WORK REQUEST:
Retype the listing that follows, word for word.

INFORMATION SUPPLIED:
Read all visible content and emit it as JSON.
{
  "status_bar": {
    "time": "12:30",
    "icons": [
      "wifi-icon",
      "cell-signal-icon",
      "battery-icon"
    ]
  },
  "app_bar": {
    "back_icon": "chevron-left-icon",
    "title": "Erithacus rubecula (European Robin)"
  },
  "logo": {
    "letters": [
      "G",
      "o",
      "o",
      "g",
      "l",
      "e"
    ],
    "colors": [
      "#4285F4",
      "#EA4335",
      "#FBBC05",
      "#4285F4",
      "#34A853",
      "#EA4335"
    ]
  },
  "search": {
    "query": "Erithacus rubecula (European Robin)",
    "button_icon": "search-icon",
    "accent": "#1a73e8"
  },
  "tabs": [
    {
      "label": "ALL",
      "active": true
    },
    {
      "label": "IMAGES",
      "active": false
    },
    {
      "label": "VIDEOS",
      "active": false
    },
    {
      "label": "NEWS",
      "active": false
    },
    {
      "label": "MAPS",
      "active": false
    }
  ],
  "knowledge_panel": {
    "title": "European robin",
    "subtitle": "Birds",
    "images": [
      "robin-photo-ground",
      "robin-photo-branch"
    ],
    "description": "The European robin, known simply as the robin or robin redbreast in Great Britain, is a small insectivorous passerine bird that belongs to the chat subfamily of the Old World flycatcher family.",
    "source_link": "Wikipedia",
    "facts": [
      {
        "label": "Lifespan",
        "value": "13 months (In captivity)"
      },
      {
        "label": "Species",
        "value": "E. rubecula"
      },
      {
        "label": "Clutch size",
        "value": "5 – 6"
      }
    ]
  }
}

ANSWER SECTION:
Read all visible content and emit it as JSON.
{
  "status_bar": {
    "time": "12:30",
    "icons": [
      "wifi-icon",
      "cell-signal-icon",
      "battery-icon"
    ]
  },
  "app_bar": {
    "back_icon": "chevron-left-icon",
    "title": "Erithacus rubecula (European Robin)"
  },
  "logo": {
    "letters": [
      "G",
      "o",
      "o",
      "g",
      "l",
      "e"
    ],
    "colors": [
      "#4285F4",
      "#EA4335",
      "#FBBC05",
      "#4285F4",
      "#34A853",
      "#EA4335"
    ]
  },
  "search": {
    "query": "Erithacus rubecula (European Robin)",
    "button_icon": "search-icon",
    "accent": "#1a73e8"
  },
  "tabs": [
    {
      "label": "ALL",
      "active": true
    },
    {
      "label": "IMAGES",
      "active": false
    },
    {
      "label": "VIDEOS",
      "active": false
    },
    {
      "label": "NEWS",
      "active": false
    },
    {
      "label": "MAPS",
      "active": false
    }
  ],
  "knowledge_panel": {
    "title": "European robin",
    "subtitle": "Birds",
    "images": [
      "robin-photo-ground",
      "robin-photo-branch"
    ],
    "description": "The European robin, known simply as the robin or robin redbreast in Great Britain, is a small insectivorous passerine bird that belongs to the chat subfamily of the Old World flycatcher family.",
    "source_link": "Wikipedia",
    "facts": [
      {
        "label": "Lifespan",
        "value": "13 months (In captivity)"
      },
      {
        "label": "Species",
        "value": "E. rubecula"
      },
      {
        "label": "Clutch size",
        "value": "5 – 6"
      }
    ]
  }
}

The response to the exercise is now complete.